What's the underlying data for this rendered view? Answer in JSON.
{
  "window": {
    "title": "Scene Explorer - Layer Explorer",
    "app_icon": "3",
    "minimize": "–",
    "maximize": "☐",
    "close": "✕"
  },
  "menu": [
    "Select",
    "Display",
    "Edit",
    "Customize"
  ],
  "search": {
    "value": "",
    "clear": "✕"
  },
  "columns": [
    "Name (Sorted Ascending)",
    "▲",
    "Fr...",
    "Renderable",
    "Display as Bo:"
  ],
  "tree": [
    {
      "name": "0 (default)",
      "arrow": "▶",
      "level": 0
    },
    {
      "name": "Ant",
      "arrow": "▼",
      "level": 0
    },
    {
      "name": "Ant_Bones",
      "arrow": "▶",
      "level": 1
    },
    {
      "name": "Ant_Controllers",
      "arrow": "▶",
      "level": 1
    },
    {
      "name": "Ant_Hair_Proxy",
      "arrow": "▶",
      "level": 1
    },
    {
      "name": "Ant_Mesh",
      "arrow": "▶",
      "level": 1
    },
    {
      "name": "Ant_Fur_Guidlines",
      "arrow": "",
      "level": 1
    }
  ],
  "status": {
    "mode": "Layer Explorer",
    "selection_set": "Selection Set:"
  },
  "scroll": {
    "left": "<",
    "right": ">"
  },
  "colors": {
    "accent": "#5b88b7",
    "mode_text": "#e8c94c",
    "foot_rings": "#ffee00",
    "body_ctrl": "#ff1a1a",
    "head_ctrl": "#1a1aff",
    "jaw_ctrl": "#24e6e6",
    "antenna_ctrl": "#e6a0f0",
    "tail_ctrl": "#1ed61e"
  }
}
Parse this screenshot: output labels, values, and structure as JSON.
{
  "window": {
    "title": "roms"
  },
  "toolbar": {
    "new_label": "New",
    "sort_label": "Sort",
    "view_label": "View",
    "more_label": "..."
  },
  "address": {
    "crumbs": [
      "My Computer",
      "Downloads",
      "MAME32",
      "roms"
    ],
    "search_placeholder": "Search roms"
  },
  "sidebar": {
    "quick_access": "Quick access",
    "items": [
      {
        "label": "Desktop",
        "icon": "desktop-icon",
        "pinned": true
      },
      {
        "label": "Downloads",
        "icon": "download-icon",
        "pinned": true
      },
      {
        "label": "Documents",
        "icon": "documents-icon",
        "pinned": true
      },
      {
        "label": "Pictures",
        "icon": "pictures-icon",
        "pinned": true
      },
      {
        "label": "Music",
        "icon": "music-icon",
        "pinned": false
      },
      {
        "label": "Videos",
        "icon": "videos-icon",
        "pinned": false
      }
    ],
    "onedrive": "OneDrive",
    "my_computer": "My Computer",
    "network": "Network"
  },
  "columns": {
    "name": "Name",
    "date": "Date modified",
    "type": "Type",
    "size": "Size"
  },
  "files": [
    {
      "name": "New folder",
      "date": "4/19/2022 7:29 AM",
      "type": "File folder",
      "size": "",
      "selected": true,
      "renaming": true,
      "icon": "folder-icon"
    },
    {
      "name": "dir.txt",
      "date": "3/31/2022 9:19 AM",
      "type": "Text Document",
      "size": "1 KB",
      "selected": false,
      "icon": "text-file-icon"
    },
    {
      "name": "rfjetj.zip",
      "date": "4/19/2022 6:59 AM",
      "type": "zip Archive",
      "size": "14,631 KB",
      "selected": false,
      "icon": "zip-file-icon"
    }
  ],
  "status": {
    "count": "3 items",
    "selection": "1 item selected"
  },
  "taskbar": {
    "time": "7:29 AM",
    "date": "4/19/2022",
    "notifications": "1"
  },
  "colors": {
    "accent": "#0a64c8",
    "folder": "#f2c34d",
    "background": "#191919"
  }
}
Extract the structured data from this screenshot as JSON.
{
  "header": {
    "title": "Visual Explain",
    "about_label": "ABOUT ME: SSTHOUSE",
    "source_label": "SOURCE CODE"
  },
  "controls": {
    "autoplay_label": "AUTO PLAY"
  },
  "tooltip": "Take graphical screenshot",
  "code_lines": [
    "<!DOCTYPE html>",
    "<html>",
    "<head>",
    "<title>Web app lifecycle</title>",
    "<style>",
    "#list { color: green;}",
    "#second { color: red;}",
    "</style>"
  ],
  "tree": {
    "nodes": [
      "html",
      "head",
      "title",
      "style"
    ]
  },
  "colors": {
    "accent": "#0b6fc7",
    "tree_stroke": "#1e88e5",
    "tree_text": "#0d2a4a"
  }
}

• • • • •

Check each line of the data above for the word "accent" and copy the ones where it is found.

    "accent": "#5b88b7",
    "accent": "#0a64c8",
    "accent": "#0b6fc7",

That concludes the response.